- Your return is affected by how frequently interest is paid and whether it's compounded (interest paid on your interest!). Check the effective (compound) annual rates.
- Rates vary depending on the amount of your deposit, the institution and the term — shop around.
- Rates change. Keep track of the term – the rate you sign up for may be attractive, but if you allow the deposit to roll over or be automatically reinvested when the fixed term expires, it may change to a much lower rate.
- Shop around. The interest rate differences are really significant, so look for specials. Financial institutions sometimes decide to promote a specific term – for example, six months — for their best rates. Watch for 'blackboard specials' outside branches, too.
- Read the product disclosure statement (PDS) for full details of the investment.

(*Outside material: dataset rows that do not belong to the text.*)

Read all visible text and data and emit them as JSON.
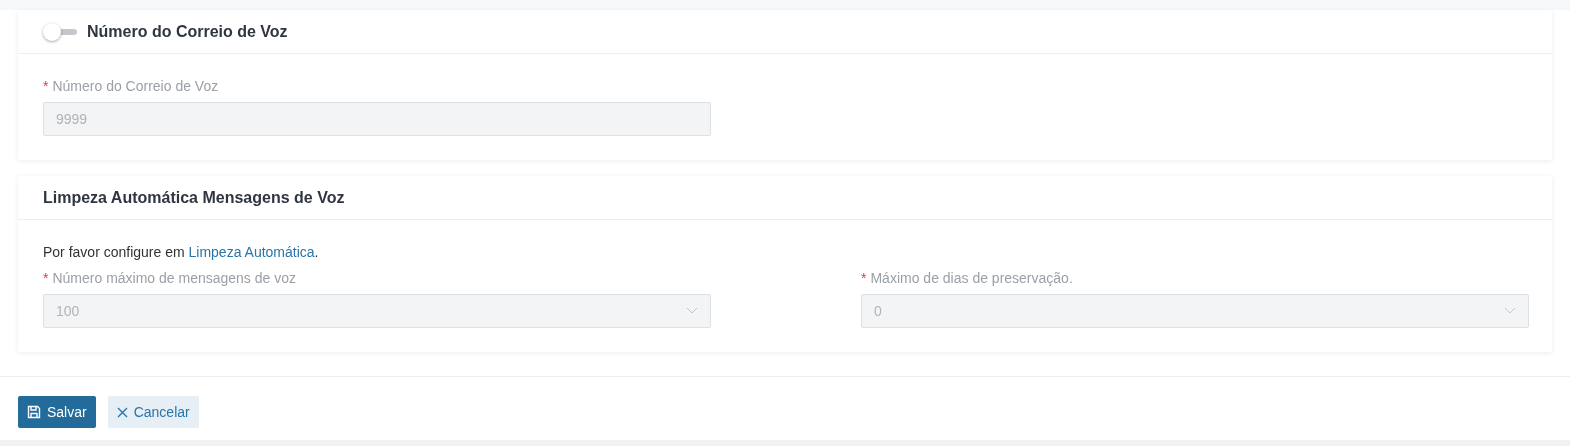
{
  "voicemail_number": {
    "title": "Número do Correio de Voz",
    "toggle": {
      "on": false
    },
    "fields": [
      {
        "required_mark": "*",
        "label": "Número do Correio de Voz",
        "value": "9999",
        "disabled": true
      }
    ]
  },
  "auto_cleanup": {
    "title": "Limpeza Automática Mensagens de Voz",
    "note": "Por favor configure em ",
    "note_link": "Limpeza Automática",
    "note_end": ".",
    "fields": [
      {
        "required_mark": "*",
        "label": "Número máximo de mensagens de voz",
        "value": "100",
        "kind": "select",
        "disabled": true
      },
      {
        "required_mark": "*",
        "label": "Máximo de dias de preservação.",
        "value": "0",
        "kind": "select",
        "disabled": true
      }
    ]
  },
  "buttons": [
    {
      "label": "Salvar",
      "kind": "save"
    },
    {
      "label": "Cancelar",
      "kind": "cancel"
    }
  ]
}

- Only invest with an Authorised Deposit-taking Institution (ADI). Banks, building societies and credit unions are regulated by the Australian Prudential and Regulatory Authority (APRA). Such institutions are covered by the Australian Government Deposit Guarantee Scheme, introduced during the GFC, which covers each bank customer up to $250,000 per institution. Only ADIs can offer deposit accounts. A list of ADIs is on the APRA website.
- A shorter term might be best for you if you think interest rates will rise again soon.
Once you're locked into your term deposit, it doesn't mean the interest rate will always stay the same. When the honeymoon rate for term deposits is over, many customers find themselves in low interest-bearing accounts.
Research has shown that most institutions operate a 'dual pricing system' and automatically roll over maturing term deposits into a new deposit for the same term at the prevailing interest rate, unless otherwise instructed by the depositor.
So unless the investor intervened, their money would likely be rolled from a high interest to a low interest-bearing account and remain locked in at that low interest point for the new term.
In an earlier ASIC investigation, this happened more than eight times out of ten with the institutions it investigated.
Following its earlier investigation, ASIC recommended the following changes, which some banks have implemented:
- Disclose the interest rate to be paid on rollover
- Provide interest rate schedules in rollover letters
- Disclose the risk of dual pricing in Terms and Conditions and rollover letters.
As a result, ASIC says investors have saved billions of dollars because their money has rolled into high instead of low interest rate deposits.